▸ **WORK TASK**: Look at every line below and count those containing "Figure". Answer with the number only.

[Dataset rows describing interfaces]
◇ ◇ ◇ ◇ ◇

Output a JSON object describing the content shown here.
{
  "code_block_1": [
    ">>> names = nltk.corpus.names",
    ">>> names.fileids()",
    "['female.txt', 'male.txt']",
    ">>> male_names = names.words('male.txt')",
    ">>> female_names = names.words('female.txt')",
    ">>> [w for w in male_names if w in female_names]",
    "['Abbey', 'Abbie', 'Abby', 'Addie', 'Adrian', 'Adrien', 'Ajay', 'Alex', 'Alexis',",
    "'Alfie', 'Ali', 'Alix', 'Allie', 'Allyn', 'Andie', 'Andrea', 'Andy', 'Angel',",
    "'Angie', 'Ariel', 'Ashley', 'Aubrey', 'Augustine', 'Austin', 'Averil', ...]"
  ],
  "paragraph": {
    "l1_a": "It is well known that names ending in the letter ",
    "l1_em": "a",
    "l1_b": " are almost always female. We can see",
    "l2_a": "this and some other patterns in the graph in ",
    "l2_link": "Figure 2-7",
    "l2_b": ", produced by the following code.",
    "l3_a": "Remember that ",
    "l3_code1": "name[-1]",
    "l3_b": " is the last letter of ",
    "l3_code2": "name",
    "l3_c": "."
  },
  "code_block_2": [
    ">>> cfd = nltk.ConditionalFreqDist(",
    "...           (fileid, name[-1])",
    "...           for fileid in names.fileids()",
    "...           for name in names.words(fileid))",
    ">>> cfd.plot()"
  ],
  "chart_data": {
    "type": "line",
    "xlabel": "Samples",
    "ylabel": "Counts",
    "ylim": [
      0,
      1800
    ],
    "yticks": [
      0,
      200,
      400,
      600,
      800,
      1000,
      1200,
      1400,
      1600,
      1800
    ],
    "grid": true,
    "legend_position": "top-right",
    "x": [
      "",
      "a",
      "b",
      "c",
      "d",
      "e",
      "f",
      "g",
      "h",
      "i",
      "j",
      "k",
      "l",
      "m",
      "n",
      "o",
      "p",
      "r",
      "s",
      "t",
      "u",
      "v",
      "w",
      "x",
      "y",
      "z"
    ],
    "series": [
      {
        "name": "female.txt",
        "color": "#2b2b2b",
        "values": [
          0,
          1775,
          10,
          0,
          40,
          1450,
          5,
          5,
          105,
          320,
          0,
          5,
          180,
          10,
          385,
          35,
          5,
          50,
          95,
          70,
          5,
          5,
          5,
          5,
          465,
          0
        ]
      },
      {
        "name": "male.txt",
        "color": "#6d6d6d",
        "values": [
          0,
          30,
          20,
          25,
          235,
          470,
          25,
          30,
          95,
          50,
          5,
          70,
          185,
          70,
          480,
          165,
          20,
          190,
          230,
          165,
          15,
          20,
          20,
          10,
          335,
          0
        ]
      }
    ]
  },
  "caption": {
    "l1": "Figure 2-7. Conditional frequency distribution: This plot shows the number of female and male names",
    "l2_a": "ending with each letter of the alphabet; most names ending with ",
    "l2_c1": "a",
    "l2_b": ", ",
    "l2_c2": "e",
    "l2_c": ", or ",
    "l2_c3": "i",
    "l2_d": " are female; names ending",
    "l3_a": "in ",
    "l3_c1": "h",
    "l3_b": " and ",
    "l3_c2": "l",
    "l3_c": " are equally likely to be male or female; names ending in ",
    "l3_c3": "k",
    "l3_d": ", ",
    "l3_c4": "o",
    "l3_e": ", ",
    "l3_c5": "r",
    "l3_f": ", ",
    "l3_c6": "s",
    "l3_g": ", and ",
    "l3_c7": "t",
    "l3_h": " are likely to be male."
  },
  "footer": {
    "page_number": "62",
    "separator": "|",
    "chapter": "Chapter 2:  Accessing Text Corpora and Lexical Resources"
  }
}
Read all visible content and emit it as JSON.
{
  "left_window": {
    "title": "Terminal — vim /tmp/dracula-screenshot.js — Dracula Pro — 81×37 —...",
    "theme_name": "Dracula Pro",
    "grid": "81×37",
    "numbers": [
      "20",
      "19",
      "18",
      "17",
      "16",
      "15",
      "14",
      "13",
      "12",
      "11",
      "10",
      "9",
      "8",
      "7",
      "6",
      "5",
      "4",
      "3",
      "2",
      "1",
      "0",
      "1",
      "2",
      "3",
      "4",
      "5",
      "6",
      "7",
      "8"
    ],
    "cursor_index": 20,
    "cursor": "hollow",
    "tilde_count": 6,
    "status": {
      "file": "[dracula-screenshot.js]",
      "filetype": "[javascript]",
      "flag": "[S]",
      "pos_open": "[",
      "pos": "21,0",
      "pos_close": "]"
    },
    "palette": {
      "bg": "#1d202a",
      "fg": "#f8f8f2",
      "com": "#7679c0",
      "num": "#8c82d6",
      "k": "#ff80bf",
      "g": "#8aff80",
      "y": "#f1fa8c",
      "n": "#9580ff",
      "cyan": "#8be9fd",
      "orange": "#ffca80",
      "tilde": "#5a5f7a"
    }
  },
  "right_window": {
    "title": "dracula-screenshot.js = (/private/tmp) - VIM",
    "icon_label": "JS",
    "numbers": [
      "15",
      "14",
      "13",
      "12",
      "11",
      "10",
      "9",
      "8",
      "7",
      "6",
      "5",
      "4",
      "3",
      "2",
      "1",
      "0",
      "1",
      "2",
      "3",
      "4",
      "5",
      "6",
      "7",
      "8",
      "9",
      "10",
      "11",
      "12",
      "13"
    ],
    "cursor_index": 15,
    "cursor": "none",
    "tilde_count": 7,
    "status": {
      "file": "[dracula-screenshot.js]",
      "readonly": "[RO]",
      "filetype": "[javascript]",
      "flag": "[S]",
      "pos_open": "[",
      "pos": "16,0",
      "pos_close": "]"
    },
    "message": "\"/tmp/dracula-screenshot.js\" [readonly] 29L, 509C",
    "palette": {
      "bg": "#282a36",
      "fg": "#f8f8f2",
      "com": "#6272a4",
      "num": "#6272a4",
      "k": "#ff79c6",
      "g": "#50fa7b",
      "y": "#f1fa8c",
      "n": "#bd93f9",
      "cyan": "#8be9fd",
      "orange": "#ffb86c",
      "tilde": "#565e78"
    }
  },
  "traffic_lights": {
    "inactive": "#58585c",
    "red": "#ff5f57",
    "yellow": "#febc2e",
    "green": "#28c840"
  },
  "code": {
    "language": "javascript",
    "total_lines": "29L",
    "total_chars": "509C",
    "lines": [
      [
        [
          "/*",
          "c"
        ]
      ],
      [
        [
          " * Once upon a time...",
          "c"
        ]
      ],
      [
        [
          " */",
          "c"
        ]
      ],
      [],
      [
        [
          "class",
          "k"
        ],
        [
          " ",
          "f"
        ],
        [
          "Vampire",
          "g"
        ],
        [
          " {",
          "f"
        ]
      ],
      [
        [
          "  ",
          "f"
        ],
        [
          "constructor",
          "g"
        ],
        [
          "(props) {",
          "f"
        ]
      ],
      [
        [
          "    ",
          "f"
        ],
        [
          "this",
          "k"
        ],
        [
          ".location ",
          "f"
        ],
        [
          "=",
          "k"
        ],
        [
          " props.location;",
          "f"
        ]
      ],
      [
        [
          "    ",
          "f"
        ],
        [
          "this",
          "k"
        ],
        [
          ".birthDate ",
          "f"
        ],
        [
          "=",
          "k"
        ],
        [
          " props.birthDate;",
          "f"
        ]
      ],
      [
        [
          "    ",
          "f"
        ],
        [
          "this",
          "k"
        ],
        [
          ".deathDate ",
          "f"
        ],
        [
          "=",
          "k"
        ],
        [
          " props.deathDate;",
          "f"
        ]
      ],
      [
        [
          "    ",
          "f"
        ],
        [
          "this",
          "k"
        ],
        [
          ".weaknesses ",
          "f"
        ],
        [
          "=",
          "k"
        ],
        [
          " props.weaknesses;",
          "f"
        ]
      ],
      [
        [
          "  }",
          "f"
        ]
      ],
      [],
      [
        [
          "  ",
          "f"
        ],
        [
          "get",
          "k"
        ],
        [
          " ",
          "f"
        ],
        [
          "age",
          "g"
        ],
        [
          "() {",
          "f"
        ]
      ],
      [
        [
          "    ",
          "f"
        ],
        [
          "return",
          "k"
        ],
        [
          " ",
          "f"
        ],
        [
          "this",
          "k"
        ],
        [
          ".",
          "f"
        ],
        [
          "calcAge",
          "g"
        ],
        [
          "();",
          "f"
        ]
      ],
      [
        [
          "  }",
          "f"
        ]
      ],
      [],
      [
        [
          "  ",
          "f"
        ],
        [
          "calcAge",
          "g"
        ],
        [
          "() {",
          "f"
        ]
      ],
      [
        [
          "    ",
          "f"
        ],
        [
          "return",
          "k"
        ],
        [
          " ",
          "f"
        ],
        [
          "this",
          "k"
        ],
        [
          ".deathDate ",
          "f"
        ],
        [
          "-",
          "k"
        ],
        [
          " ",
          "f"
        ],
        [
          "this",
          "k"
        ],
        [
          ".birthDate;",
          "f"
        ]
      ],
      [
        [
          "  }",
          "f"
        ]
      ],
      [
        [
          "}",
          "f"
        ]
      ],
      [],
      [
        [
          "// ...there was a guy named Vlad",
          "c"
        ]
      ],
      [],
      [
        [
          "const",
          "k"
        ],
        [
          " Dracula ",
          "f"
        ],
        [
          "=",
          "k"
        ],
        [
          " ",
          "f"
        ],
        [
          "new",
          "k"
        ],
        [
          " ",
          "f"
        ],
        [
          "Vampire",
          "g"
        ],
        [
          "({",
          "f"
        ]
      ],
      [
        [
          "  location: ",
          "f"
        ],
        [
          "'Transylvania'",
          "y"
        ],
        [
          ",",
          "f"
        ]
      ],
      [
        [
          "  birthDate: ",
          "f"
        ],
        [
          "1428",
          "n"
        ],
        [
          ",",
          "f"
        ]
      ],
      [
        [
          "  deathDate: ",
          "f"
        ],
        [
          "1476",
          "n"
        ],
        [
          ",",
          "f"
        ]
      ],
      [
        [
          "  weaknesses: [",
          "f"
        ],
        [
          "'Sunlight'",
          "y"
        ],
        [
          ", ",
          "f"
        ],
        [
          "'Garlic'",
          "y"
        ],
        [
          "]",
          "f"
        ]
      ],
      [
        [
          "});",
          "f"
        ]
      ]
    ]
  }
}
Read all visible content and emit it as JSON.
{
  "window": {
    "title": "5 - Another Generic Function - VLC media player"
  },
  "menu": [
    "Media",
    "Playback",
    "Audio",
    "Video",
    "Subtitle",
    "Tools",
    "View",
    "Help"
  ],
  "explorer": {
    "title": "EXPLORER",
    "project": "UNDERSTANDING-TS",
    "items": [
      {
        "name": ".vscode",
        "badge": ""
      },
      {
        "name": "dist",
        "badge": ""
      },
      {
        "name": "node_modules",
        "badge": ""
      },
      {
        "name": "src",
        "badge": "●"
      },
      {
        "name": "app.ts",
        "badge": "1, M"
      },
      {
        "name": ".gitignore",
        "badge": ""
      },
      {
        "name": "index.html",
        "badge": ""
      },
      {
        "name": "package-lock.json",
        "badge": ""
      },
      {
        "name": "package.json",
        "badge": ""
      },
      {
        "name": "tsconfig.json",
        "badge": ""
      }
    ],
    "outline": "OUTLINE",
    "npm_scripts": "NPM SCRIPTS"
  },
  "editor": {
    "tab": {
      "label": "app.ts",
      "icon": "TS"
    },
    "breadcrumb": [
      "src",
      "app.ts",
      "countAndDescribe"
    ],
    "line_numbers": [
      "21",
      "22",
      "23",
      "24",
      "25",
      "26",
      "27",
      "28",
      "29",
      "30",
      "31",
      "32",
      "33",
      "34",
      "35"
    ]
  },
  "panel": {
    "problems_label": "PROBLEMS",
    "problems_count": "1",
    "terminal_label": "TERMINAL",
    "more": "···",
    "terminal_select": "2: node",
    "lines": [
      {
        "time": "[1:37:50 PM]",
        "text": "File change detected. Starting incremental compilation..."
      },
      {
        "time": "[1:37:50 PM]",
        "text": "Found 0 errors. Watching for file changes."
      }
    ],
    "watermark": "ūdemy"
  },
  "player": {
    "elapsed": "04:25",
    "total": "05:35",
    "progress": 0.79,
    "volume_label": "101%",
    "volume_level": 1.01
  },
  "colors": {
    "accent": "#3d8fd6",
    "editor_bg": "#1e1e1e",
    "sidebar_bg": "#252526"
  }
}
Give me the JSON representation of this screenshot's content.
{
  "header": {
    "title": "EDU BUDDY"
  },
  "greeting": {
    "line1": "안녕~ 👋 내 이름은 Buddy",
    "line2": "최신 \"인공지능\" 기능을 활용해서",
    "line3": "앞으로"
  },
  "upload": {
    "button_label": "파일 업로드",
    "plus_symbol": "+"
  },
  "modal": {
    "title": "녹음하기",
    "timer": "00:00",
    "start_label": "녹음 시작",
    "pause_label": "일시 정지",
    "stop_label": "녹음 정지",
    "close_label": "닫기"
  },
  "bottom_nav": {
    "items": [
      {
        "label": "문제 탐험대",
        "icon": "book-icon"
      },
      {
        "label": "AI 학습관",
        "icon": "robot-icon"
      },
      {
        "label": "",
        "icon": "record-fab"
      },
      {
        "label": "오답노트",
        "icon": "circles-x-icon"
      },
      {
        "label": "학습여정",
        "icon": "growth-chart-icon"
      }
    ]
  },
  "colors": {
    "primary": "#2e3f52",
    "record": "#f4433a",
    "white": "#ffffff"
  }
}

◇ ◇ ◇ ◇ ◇

▸ **ANSWER FOR THE TASK**: 2